The task
From the entries below, copy every line that holds the word "settings".

Raw data
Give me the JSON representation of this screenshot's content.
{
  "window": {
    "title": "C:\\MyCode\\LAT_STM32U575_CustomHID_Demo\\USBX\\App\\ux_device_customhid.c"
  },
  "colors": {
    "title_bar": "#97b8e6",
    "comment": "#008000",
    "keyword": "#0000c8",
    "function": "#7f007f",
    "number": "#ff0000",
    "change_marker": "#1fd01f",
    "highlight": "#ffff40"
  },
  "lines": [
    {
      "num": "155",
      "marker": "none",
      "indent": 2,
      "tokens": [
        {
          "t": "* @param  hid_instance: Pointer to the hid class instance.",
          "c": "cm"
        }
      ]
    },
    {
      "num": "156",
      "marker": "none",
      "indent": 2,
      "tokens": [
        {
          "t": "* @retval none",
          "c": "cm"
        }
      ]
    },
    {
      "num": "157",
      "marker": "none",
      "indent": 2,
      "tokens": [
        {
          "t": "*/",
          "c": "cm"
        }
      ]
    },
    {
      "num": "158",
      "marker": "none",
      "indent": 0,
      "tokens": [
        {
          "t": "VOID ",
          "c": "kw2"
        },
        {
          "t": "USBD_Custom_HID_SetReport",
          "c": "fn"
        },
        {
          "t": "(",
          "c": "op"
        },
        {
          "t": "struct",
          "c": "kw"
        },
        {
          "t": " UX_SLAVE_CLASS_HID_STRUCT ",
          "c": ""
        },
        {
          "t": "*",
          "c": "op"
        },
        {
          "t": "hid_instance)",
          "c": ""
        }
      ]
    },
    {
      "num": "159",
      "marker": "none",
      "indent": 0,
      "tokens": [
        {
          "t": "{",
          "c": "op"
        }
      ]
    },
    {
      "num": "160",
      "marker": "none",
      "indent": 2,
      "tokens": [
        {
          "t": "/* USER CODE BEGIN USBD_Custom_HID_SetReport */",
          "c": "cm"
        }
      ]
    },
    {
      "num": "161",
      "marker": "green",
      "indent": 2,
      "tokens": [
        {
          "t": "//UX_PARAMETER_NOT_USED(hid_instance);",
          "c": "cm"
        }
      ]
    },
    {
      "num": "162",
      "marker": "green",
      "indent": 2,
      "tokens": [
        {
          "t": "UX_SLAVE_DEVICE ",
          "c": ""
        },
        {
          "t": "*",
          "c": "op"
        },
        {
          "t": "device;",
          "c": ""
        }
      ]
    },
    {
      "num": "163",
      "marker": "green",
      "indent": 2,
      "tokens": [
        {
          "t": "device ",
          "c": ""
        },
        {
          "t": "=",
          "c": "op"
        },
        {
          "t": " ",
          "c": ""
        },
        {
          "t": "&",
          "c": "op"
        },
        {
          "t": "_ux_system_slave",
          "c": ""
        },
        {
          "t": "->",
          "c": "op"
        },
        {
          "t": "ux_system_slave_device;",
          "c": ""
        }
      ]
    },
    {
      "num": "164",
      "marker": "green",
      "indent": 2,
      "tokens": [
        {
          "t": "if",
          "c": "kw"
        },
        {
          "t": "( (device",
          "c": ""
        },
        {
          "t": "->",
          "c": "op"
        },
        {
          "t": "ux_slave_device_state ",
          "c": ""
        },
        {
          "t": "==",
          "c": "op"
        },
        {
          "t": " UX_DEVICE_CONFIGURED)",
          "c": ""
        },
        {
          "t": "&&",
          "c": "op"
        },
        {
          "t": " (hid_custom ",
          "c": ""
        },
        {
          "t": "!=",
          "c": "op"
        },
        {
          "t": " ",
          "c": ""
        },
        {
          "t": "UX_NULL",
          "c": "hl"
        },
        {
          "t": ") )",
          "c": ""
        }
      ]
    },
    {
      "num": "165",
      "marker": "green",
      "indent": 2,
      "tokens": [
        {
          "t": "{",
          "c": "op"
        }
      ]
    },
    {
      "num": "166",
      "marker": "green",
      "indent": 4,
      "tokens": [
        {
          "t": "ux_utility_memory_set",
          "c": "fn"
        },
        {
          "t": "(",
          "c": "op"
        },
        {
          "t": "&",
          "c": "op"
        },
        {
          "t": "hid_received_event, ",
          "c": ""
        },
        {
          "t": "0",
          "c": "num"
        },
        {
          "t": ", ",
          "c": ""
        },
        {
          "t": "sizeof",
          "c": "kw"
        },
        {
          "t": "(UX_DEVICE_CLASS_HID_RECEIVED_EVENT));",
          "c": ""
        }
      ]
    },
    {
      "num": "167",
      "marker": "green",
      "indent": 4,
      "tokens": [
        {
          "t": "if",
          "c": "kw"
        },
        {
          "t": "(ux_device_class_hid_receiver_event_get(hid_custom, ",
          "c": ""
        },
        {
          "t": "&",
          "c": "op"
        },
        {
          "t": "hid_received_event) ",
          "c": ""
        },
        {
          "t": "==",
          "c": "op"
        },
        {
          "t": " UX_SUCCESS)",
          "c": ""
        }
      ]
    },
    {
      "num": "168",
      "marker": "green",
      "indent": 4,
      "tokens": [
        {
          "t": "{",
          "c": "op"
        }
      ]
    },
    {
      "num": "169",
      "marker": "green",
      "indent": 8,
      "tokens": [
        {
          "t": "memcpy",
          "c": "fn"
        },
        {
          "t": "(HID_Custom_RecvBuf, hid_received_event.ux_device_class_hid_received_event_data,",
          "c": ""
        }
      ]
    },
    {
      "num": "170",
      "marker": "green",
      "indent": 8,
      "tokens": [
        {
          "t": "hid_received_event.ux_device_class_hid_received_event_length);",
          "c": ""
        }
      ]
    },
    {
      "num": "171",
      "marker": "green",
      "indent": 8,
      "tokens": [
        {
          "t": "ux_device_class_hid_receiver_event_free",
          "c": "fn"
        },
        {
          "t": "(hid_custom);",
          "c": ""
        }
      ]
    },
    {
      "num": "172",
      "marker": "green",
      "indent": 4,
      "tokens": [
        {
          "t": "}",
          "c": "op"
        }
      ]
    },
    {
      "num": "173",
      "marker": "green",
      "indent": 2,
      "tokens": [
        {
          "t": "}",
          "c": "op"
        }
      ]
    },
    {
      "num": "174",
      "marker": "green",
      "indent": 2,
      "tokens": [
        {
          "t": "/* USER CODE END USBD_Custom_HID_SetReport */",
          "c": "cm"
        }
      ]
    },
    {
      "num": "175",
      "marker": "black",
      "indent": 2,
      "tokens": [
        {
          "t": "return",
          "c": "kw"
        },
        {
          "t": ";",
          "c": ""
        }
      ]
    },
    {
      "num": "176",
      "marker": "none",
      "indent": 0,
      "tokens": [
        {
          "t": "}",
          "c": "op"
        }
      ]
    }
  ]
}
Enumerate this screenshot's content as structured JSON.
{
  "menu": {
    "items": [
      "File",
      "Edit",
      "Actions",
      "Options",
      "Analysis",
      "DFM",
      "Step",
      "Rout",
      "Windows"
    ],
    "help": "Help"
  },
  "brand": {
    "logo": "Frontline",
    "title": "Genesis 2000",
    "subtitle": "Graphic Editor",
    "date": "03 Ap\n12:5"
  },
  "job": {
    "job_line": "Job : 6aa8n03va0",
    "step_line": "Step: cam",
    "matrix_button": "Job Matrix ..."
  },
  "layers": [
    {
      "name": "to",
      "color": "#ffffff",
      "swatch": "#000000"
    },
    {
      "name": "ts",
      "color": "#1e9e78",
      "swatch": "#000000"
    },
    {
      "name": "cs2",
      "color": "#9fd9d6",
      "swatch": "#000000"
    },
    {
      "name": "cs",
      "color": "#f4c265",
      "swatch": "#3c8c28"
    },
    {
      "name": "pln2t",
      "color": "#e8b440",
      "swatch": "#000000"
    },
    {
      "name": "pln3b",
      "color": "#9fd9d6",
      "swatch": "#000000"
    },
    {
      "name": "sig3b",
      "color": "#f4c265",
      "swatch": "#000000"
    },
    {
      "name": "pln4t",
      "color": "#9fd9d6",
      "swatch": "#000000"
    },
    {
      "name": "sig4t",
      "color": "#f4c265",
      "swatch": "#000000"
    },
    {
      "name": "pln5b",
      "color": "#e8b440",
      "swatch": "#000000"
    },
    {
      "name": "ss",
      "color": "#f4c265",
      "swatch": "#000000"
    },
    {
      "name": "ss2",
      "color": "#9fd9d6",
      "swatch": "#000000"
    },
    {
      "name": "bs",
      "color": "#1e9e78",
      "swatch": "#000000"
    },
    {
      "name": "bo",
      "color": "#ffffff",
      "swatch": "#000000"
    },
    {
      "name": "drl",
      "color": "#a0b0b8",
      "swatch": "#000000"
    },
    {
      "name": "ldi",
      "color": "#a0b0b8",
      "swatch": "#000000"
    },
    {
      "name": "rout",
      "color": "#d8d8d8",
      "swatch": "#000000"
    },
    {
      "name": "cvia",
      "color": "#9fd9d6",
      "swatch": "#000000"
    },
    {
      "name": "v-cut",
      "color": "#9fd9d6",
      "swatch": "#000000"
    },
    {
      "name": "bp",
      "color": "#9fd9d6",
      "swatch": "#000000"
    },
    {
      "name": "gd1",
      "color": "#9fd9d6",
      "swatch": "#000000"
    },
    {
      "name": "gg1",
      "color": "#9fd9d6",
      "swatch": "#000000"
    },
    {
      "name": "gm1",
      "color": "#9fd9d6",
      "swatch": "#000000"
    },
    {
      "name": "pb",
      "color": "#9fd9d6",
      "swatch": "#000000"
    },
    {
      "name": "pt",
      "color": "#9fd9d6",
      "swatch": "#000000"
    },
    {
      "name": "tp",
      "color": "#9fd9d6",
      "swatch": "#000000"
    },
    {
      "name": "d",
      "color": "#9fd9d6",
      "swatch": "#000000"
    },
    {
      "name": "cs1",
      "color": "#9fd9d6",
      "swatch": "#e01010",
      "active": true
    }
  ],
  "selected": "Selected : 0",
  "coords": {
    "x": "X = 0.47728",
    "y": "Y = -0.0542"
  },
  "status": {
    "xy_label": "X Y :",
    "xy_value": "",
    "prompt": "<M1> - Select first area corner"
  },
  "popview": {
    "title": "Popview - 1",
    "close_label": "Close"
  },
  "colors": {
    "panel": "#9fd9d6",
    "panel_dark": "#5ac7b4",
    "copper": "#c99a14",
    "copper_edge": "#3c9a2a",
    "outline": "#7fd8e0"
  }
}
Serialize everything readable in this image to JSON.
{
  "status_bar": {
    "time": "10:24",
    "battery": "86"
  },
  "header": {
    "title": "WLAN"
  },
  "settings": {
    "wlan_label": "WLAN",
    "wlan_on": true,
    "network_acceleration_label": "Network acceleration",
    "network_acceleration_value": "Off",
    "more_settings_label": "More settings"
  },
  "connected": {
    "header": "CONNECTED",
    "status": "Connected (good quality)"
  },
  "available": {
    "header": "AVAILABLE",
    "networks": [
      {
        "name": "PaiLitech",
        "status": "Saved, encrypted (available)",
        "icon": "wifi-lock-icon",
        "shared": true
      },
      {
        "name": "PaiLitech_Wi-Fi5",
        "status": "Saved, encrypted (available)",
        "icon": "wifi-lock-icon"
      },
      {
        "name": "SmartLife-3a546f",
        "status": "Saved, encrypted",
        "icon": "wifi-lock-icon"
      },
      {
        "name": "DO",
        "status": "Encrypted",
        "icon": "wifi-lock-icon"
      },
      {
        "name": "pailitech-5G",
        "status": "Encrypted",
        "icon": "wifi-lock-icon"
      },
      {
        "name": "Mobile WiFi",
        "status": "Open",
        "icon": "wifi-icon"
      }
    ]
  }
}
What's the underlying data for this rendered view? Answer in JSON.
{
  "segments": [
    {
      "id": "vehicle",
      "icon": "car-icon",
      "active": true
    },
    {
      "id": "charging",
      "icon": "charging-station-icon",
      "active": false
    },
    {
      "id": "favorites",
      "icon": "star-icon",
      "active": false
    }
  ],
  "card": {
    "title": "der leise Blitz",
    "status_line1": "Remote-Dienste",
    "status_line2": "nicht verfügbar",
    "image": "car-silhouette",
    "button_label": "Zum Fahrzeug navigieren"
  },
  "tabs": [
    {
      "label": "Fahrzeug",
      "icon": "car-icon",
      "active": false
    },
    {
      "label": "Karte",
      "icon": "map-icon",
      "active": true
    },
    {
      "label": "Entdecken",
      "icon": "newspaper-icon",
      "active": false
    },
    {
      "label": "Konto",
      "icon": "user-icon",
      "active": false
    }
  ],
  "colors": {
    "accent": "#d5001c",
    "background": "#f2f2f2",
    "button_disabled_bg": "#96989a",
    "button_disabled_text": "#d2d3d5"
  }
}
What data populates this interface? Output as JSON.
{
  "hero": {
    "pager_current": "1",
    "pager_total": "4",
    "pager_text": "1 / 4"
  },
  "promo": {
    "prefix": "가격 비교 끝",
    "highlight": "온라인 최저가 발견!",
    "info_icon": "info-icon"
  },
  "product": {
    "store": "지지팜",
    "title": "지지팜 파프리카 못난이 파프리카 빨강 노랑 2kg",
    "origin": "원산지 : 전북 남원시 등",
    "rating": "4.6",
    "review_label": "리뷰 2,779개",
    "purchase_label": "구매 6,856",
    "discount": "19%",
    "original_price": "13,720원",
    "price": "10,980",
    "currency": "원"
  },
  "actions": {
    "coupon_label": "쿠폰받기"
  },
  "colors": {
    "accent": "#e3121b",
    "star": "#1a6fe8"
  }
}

Result
  "settings": {
    "more_settings_label": "More settings"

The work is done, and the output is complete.